- What to work on: All lines in the records below with the word "n特徴と効果" must be returned.

═══

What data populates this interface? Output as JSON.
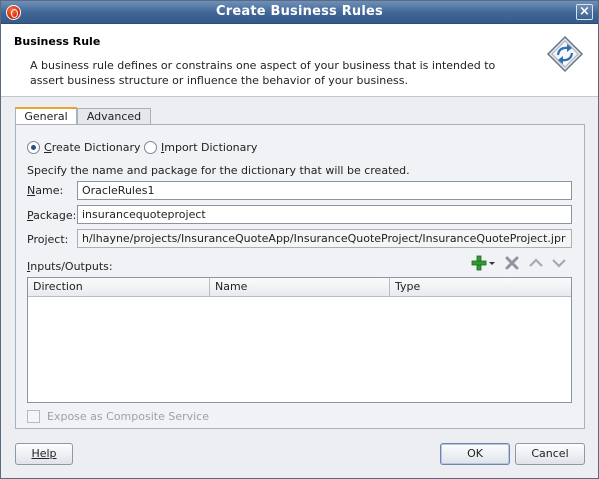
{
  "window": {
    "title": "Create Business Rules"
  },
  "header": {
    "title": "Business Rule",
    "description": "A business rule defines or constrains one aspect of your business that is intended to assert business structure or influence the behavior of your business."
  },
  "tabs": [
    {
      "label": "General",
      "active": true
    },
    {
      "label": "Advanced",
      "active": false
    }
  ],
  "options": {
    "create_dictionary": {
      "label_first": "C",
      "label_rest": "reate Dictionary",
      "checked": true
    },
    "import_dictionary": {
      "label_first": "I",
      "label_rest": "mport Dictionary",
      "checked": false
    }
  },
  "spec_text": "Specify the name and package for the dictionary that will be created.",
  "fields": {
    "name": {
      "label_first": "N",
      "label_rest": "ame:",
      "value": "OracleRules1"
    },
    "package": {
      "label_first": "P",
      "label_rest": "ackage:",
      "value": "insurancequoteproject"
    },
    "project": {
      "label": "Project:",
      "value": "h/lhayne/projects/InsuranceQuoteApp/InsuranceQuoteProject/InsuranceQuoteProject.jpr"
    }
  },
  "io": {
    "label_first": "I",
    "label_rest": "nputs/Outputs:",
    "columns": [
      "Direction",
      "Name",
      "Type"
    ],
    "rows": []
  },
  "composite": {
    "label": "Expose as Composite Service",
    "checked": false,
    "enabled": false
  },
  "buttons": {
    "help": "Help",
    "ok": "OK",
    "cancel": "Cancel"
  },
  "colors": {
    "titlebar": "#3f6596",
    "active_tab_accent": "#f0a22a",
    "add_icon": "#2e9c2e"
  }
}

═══

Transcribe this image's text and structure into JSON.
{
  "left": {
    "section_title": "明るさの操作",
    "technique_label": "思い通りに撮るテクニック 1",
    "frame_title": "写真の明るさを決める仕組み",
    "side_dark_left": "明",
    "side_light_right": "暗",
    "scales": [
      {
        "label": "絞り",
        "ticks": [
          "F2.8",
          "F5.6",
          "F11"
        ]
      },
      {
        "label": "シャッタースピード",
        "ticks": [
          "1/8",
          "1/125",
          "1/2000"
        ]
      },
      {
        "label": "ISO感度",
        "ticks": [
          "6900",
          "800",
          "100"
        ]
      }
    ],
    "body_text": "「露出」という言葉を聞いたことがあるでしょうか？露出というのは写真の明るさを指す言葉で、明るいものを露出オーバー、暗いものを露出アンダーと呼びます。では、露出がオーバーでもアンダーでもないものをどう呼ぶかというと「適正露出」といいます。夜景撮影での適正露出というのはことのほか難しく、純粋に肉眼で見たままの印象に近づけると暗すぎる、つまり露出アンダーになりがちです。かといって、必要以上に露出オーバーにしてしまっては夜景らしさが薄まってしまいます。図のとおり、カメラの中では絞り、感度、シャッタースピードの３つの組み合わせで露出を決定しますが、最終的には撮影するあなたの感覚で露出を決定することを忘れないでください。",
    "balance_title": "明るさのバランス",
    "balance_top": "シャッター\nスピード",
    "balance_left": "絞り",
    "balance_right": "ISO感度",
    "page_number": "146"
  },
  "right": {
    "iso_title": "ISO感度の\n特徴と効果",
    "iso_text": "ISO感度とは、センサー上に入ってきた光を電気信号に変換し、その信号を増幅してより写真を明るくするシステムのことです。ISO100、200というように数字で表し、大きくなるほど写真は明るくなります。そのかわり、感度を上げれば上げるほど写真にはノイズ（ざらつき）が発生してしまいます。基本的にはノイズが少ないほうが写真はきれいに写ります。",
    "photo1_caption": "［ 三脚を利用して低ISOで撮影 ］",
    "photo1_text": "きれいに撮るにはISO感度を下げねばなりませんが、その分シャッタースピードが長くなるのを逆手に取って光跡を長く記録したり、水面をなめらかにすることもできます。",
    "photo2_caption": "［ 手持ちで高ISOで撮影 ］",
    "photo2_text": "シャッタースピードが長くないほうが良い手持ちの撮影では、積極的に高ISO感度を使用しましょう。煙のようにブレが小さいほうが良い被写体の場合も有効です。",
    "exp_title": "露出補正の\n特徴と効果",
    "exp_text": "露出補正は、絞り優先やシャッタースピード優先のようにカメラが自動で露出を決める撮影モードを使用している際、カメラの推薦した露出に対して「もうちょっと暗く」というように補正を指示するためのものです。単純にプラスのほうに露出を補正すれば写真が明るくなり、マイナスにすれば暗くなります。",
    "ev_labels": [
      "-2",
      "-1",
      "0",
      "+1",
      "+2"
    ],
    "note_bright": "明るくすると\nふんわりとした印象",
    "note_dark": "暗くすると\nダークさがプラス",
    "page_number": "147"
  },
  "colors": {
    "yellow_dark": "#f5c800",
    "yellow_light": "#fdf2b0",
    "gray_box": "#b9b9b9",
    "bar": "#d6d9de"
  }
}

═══

- Problem solution:
    "iso_title": "ISO感度の\n特徴と効果",
    "exp_title": "露出補正の\n特徴と効果",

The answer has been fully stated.